+++ Exercise inputs +++

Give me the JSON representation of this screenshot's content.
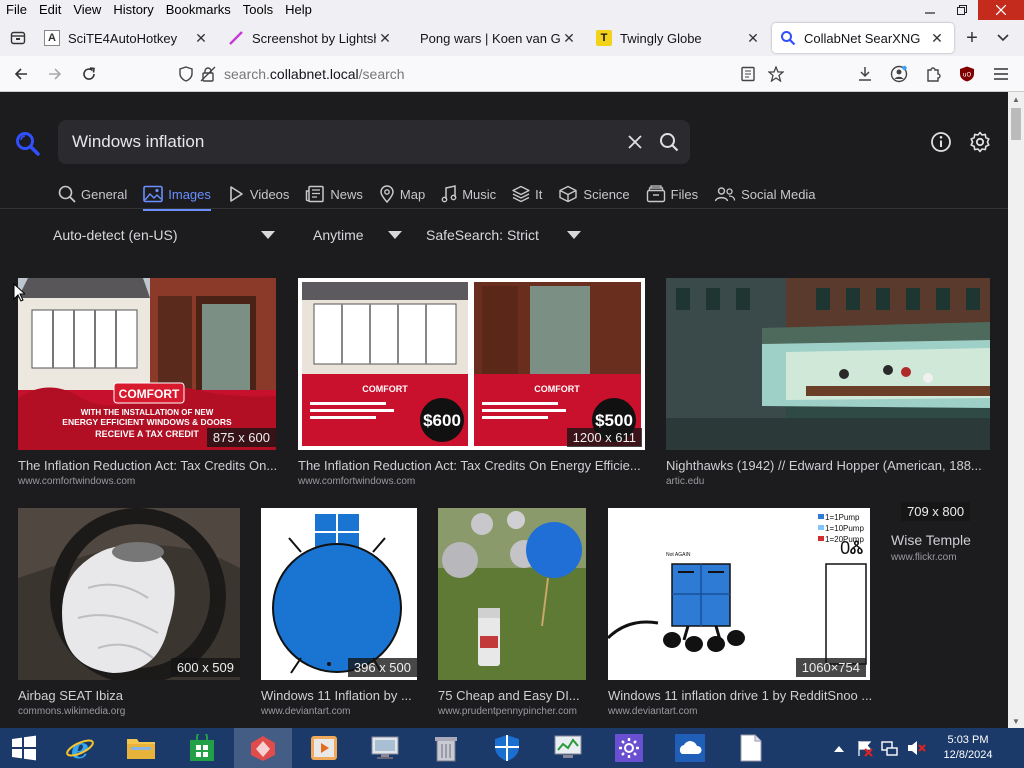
{
  "menu": [
    "File",
    "Edit",
    "View",
    "History",
    "Bookmarks",
    "Tools",
    "Help"
  ],
  "tabs": [
    {
      "title": "SciTE4AutoHotkey",
      "favicon": "A"
    },
    {
      "title": "Screenshot by Lightshot",
      "favicon": ""
    },
    {
      "title": "Pong wars | Koen van Gilst",
      "favicon": ""
    },
    {
      "title": "Twingly Globe",
      "favicon": "T"
    },
    {
      "title": "CollabNet SearXNG",
      "favicon": ""
    }
  ],
  "url": {
    "prefix": "search.",
    "domain": "collabnet.local",
    "path": "/search"
  },
  "search": {
    "query": "Windows inflation"
  },
  "categories": [
    {
      "label": "General",
      "icon": "search-icon"
    },
    {
      "label": "Images",
      "icon": "image-icon"
    },
    {
      "label": "Videos",
      "icon": "play-icon"
    },
    {
      "label": "News",
      "icon": "newspaper-icon"
    },
    {
      "label": "Map",
      "icon": "pin-icon"
    },
    {
      "label": "Music",
      "icon": "music-icon"
    },
    {
      "label": "It",
      "icon": "layers-icon"
    },
    {
      "label": "Science",
      "icon": "cube-icon"
    },
    {
      "label": "Files",
      "icon": "files-icon"
    },
    {
      "label": "Social Media",
      "icon": "people-icon"
    }
  ],
  "filters": {
    "language": "Auto-detect (en-US)",
    "time": "Anytime",
    "safesearch": "SafeSearch: Strict"
  },
  "results": [
    {
      "title": "The Inflation Reduction Act: Tax Credits On...",
      "source": "www.comfortwindows.com",
      "dim": "875 x 600",
      "banner": [
        "COMFORT",
        "WITH THE INSTALLATION OF NEW",
        "ENERGY EFFICIENT WINDOWS & DOORS",
        "RECEIVE A TAX CREDIT"
      ]
    },
    {
      "title": "The Inflation Reduction Act: Tax Credits On Energy Efficie...",
      "source": "www.comfortwindows.com",
      "dim": "1200 x 611",
      "amounts": [
        "$600",
        "$500"
      ],
      "brand": "COMFORT"
    },
    {
      "title": "Nighthawks (1942) // Edward Hopper (American, 188...",
      "source": "artic.edu",
      "dim": ""
    },
    {
      "title": "Airbag SEAT Ibiza",
      "source": "commons.wikimedia.org",
      "dim": "600 x 509"
    },
    {
      "title": "Windows 11 Inflation by ...",
      "source": "www.deviantart.com",
      "dim": "396 x 500"
    },
    {
      "title": "75 Cheap and Easy DI...",
      "source": "www.prudentpennypincher.com",
      "dim": ""
    },
    {
      "title": "Windows 11 inflation drive 1 by RedditSnoo ...",
      "source": "www.deviantart.com",
      "dim": "1060×754",
      "legend": [
        "1=1Pump",
        "1=10Pump",
        "1=20Pump"
      ]
    },
    {
      "title": "Wise Temple",
      "source": "www.flickr.com",
      "dim": "709 x 800"
    }
  ],
  "taskbar": {
    "time": "5:03 PM",
    "date": "12/8/2024"
  },
  "colors": {
    "accent": "#6a8fff",
    "page_bg": "#1c1c1e",
    "taskbar": "#1b3a69"
  }
}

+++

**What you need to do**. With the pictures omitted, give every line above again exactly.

**Reply to the task**.
Give me the JSON representation of this screenshot's content.
{
  "menu": [
    "File",
    "Edit",
    "View",
    "History",
    "Bookmarks",
    "Tools",
    "Help"
  ],
  "tabs": [
    {
      "title": "SciTE4AutoHotkey",
      "favicon": "A"
    },
    {
      "title": "Screenshot by Lightshot",
      "favicon": ""
    },
    {
      "title": "Pong wars | Koen van Gilst",
      "favicon": ""
    },
    {
      "title": "Twingly Globe",
      "favicon": "T"
    },
    {
      "title": "CollabNet SearXNG",
      "favicon": ""
    }
  ],
  "url": {
    "prefix": "search.",
    "domain": "collabnet.local",
    "path": "/search"
  },
  "search": {
    "query": "Windows inflation"
  },
  "categories": [
    {
      "label": "General",
      "icon": "search-icon"
    },
    {
      "label": "Images",
      "icon": "image-icon"
    },
    {
      "label": "Videos",
      "icon": "play-icon"
    },
    {
      "label": "News",
      "icon": "newspaper-icon"
    },
    {
      "label": "Map",
      "icon": "pin-icon"
    },
    {
      "label": "Music",
      "icon": "music-icon"
    },
    {
      "label": "It",
      "icon": "layers-icon"
    },
    {
      "label": "Science",
      "icon": "cube-icon"
    },
    {
      "label": "Files",
      "icon": "files-icon"
    },
    {
      "label": "Social Media",
      "icon": "people-icon"
    }
  ],
  "filters": {
    "language": "Auto-detect (en-US)",
    "time": "Anytime",
    "safesearch": "SafeSearch: Strict"
  },
  "results": [
    {
      "title": "The Inflation Reduction Act: Tax Credits On...",
      "source": "www.comfortwindows.com",
      "dim": "875 x 600",
      "banner": [
        "COMFORT",
        "WITH THE INSTALLATION OF NEW",
        "ENERGY EFFICIENT WINDOWS & DOORS",
        "RECEIVE A TAX CREDIT"
      ]
    },
    {
      "title": "The Inflation Reduction Act: Tax Credits On Energy Efficie...",
      "source": "www.comfortwindows.com",
      "dim": "1200 x 611",
      "amounts": [
        "$600",
        "$500"
      ],
      "brand": "COMFORT"
    },
    {
      "title": "Nighthawks (1942) // Edward Hopper (American, 188...",
      "source": "artic.edu",
      "dim": ""
    },
    {
      "title": "Airbag SEAT Ibiza",
      "source": "commons.wikimedia.org",
      "dim": "600 x 509"
    },
    {
      "title": "Windows 11 Inflation by ...",
      "source": "www.deviantart.com",
      "dim": "396 x 500"
    },
    {
      "title": "75 Cheap and Easy DI...",
      "source": "www.prudentpennypincher.com",
      "dim": ""
    },
    {
      "title": "Windows 11 inflation drive 1 by RedditSnoo ...",
      "source": "www.deviantart.com",
      "dim": "1060×754",
      "legend": [
        "1=1Pump",
        "1=10Pump",
        "1=20Pump"
      ]
    },
    {
      "title": "Wise Temple",
      "source": "www.flickr.com",
      "dim": "709 x 800"
    }
  ],
  "taskbar": {
    "time": "5:03 PM",
    "date": "12/8/2024"
  },
  "colors": {
    "accent": "#6a8fff",
    "page_bg": "#1c1c1e",
    "taskbar": "#1b3a69"
  }
}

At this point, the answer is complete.